I found making time for sewing to be a tad more challenging. The Monthly Adventures group was started at Christmas time and so, the Christmas/Holiday swap is a big one. I had to make a GCD (Gift Containment Device) - last year was a stocking, this year I made basket. I knew I needed something large (to contain the gifts!) but also wanted something on the utilitarian side. Aside from some seams not matching up, I am pretty happy with how it turned out. (photos on Wednesday)
And of course, shopping must get done. One of the items on my list of things to purchase was a pound of Lavender. I became dizzy with the options out there and ultimately settled on ordering from a small farm based in Washington state, Scented Lavender Farm. I am utterly shocked at how quickly my order arrived, less than a week - unheard of for military mail! (In my experiences, anyhow).
This next week I will have to make several sachets for storing my yarns and fibers and other stored items in need of protection of moths and carpet beetles. How do you store your valuable yarns, fibers and made items for long term storage?

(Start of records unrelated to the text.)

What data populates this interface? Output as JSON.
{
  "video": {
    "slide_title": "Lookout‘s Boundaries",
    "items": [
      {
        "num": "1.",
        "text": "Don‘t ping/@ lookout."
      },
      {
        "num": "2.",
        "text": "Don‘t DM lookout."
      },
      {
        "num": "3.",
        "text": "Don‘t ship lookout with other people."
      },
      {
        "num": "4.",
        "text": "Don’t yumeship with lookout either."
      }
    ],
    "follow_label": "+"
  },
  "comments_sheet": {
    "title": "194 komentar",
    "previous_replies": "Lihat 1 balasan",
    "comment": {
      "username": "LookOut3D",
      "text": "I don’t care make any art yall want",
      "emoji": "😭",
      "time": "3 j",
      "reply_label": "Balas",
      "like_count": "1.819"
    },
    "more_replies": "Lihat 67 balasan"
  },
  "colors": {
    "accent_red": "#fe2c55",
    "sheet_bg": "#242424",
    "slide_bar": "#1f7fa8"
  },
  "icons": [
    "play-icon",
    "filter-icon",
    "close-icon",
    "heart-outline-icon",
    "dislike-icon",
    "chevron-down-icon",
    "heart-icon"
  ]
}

Another item in need of attention this past week was to order a new piece for one of my ball winders. I am embarrassed to say that I have more than one but my favorite one is a U-nitt Jumbo Ball winder. I am able to wind nearly 500 gr of yarn into one cake! (sometimes joining is required) Of all my winders, this is the only winder able to handle the 300 gr Wollmeise Lace in one winding. (ok, I may need to take break from time to time) The pigtail or yarn guide had been broken by my youngest son. Try as I might, I was not able to repair it myself and so, wrote the U-nitt company, asking if I would be able to purchase the piece. What excellent customer service! Within 24 hours a message was sent, asking for my mailing address so that a new piece can be sent!
There really has been so much going on here and this post is already quite long. I will leave you with some great titles I've perused this past month:

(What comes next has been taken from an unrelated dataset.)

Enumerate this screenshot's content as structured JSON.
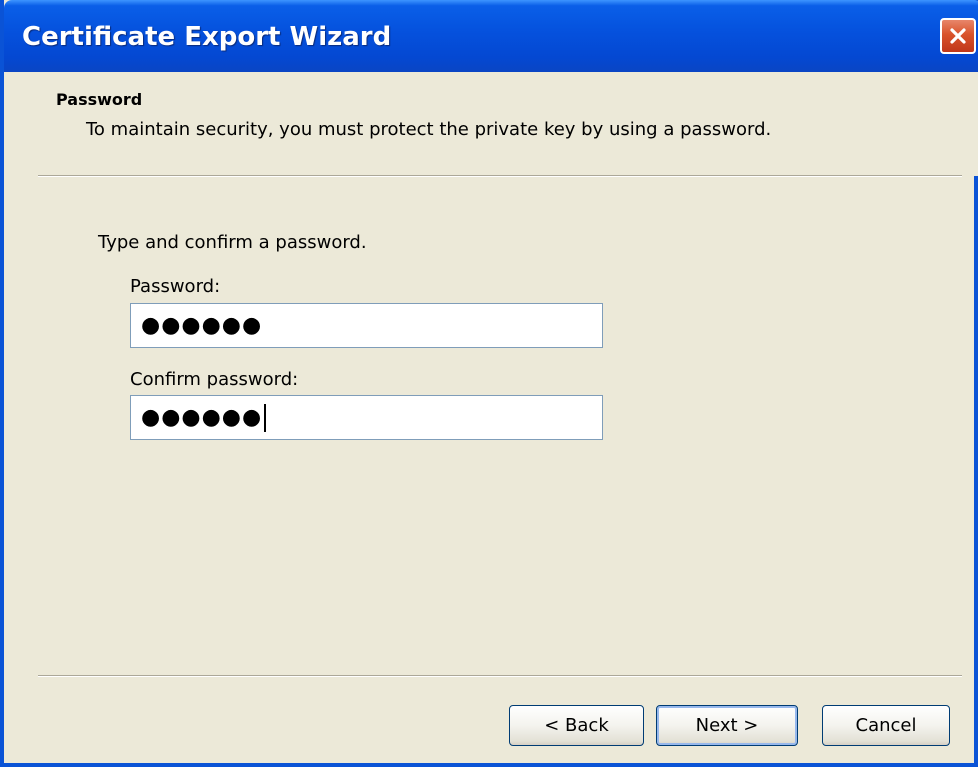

Just in time for the holidays! This book is filled with sewing ideas for gifting, ranging in Easy to Intermediate projects. I've already marked two items - time to whip out the sewing machine (again)!
A great idea for a book if ever there was one! Focused on the crafting community and the transition from DIY to Craftivism - the act of crafting from the heart to better the community and/or make a statement. Yarn bombing, sewn grocery bags, charity crafting, crafting for the sake of the Three R's (Reduce, Re-use, Recycle) and crafting to raise awareness are all covered subjects with included projects.
If there is one thing many knitters shy away from, it would be finishing. I myself recall the first pair of socks I knitted in worsted weight yarn. I had no idea how to Kitchener and let the socks sit for weeks before finally attempting the task. This book covers all aspects of finishing and would be a useful addition to your library.
Less of a focus on design and more on sock knitting with a purpose. Clara breaks down sock yarns and to an almost scientific detail, educating knitters as to how certain yarns behave due to fiber content and ply. Several patterns accompany this book by well known designers such as Cookie A, Nancy Bush, Cat Bordhi and others.
I really love the concept of this particular book. Picking colors and fabrics can sometimes be overwhelming. This book shows you how to keep it simple: select four fabrics and go!
The quilts in this book are nostalgic, gorgeous and inspiring. I've never been one for applique work but this book certainly has me considering it!
A great collection of traditional quilts made of 10" blocks, with clear instructions for piecing and layout.
A nice collection of quilts and pillows of modern, oversized design. As with all Martingale quilting books, instructions for piecing and layout are very clear.
Fun, traditional and seasonal quilting projects all created with your scrap stash!